When we toured the exhibits in the Visitors Center, we acquired new nuggets of knowledge. We were particularly thrilled to view the “Big Green Book,” the animal storybook the Ingalls family owned. There is no photography allowed within the exhibit. Be sure to budget time to read every single word on the displays.
Next it was our chance to make the driving tour of the town and surrounding areas, completing our checklist of Ingalls sites, beginning with a drive north of town to the site of the farm on which the newlywed Laura and Almanzo made their home, where their daughter, Rose, was born.
Onward we went to the area just south of town, past the site on which the annual LIW pageant is held each summer (we just missed out on that), to the Charles and Caroline Ingalls homestead site, all along sharing with each other our personal recollections of the stories from the books. Five of the cottonwood trees that they planted still stand and it is, for many of us, a deeply spiritual and peaceful place. The first time I was there, I gathered some twigs and kept those for a very long time.
Finally, we headed to the cemetery, where many of the family members are buried along with other notable members of De Smet from Laura’s time. Many of the markers have been replaced and are thus more readable than Pa’s (below).
We checked into our lodgings, a bed and breakfast located in the former banker’s home, two houses down from the aforementioned Ingalls home. Although we had considered lodging at the Ingalls Homestead, The Prairie Manor was a very pleasant place to stay and a better choice for us this time. We were in the Japanese Garden Room on the main floor.
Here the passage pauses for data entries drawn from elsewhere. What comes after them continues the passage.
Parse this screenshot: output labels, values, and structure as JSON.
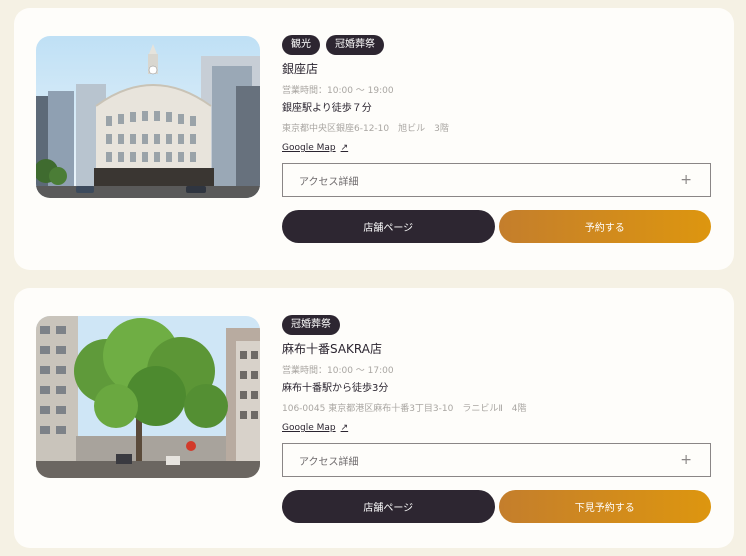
{
  "shops": [
    {
      "tags": [
        "観光",
        "冠婚葬祭"
      ],
      "name": "銀座店",
      "hours": "営業時間：10:00 ～ 19:00",
      "access": "銀座駅より徒歩７分",
      "address": "東京都中央区銀座6-12-10　旭ビル　3階",
      "map_link": "Google Map",
      "accordion_label": "アクセス詳細",
      "shop_button": "店舗ページ",
      "reserve_button": "予約する"
    },
    {
      "tags": [
        "冠婚葬祭"
      ],
      "name": "麻布十番SAKRA店",
      "hours": "営業時間：10:00 ～ 17:00",
      "access": "麻布十番駅から徒歩3分",
      "address": "106-0045 東京都港区麻布十番3丁目3-10　ラニビルⅡ　4階",
      "map_link": "Google Map",
      "accordion_label": "アクセス詳細",
      "shop_button": "店舗ページ",
      "reserve_button": "下見予約する"
    }
  ],
  "colors": {
    "page_bg": "#f5f1e4",
    "card_bg": "#fefdfa",
    "dark": "#2d2631",
    "gold_start": "#c47e2c",
    "gold_end": "#dd960f"
  },
  "icons": {
    "external_link": "↗",
    "expand": "+"
  }
}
After dining at the Country Club, we strolled around the town, walking past the park in which the Father De Smet statue pays tribute to his influence on prairie life and on to the Ingalls’ original church.
Other places we stopped along the way included the site of the town of Manchester, where Laura’s sister, Grace, settled with her husband, notable because in recent memory the town was completely destroyed by a tornado, followed by a stop in a nearby prairie town in which our Norwegian ancestors settled in the early 20th century prior to their arrival in southwestern North Dakota and southeastern Montana, fellow pioneers who might have known the Ingalls family.
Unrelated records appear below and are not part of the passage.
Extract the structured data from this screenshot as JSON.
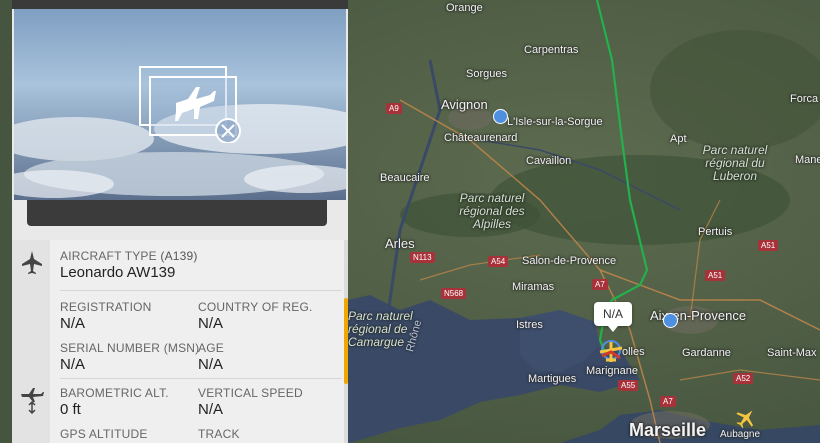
{
  "map": {
    "places": [
      {
        "id": "orange",
        "label": "Orange"
      },
      {
        "id": "carpentras",
        "label": "Carpentras"
      },
      {
        "id": "sorgues",
        "label": "Sorgues"
      },
      {
        "id": "avignon",
        "label": "Avignon"
      },
      {
        "id": "lisle",
        "label": "L'Isle-sur-la-Sorgue"
      },
      {
        "id": "chateaurenard",
        "label": "Châteaurenard"
      },
      {
        "id": "cavaillon",
        "label": "Cavaillon"
      },
      {
        "id": "beaucaire",
        "label": "Beaucaire"
      },
      {
        "id": "arles",
        "label": "Arles"
      },
      {
        "id": "salon",
        "label": "Salon-de-Provence"
      },
      {
        "id": "miramas",
        "label": "Miramas"
      },
      {
        "id": "istres",
        "label": "Istres"
      },
      {
        "id": "martigues",
        "label": "Martigues"
      },
      {
        "id": "marignane",
        "label": "Marignane"
      },
      {
        "id": "vitrolles",
        "label": "olles"
      },
      {
        "id": "aix",
        "label": "Aix-en-Provence"
      },
      {
        "id": "gardanne",
        "label": "Gardanne"
      },
      {
        "id": "saintmax",
        "label": "Saint-Max"
      },
      {
        "id": "marseille",
        "label": "Marseille"
      },
      {
        "id": "aubagne",
        "label": "Aubagne"
      },
      {
        "id": "apt",
        "label": "Apt"
      },
      {
        "id": "pertuis",
        "label": "Pertuis"
      },
      {
        "id": "forca",
        "label": "Forca"
      },
      {
        "id": "mane",
        "label": "Mane"
      },
      {
        "id": "rhone",
        "label": "Rhône"
      }
    ],
    "parks": [
      {
        "id": "alpilles",
        "label": "Parc naturel régional des Alpilles"
      },
      {
        "id": "luberon",
        "label": "Parc naturel régional du Luberon"
      },
      {
        "id": "camargue",
        "label": "Parc naturel régional de Camargue"
      }
    ],
    "roads": [
      "A9",
      "N113",
      "N568",
      "A54",
      "A7",
      "A51",
      "A51",
      "A55",
      "A52",
      "A7"
    ],
    "flight_callout": "N/A",
    "colors": {
      "track": "#22b14c",
      "aircraft": "#f5c542",
      "water": "#3a4a66",
      "land": "#4f5e46"
    }
  },
  "panel": {
    "aircraft_type_label": "AIRCRAFT TYPE",
    "aircraft_type_code": "(A139)",
    "aircraft_type_value": "Leonardo AW139",
    "registration_label": "REGISTRATION",
    "registration_value": "N/A",
    "country_label": "COUNTRY OF REG.",
    "country_value": "N/A",
    "serial_label": "SERIAL NUMBER (MSN)",
    "serial_value": "N/A",
    "age_label": "AGE",
    "age_value": "N/A",
    "baro_label": "BAROMETRIC ALT.",
    "baro_value": "0 ft",
    "vspeed_label": "VERTICAL SPEED",
    "vspeed_value": "N/A",
    "gps_label": "GPS ALTITUDE",
    "track_label": "TRACK"
  }
}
Our final hearty laugh of the trip was a drive-by of the International Vinegar Museum. We had just missed the community Vinegar Festival by one day. Who knew?
Our only regret was that we had not thought to bring along our sunbonnets. (I have one made by my Ma Crook, my great-grandmother, to shield my Aunt Frances’ head oh so many years ago.) Maybe we will take these on our next journey down Laura’s memory lanes. How lucky am I to have a sister who enjoys doing these activities with me? Danged lucky.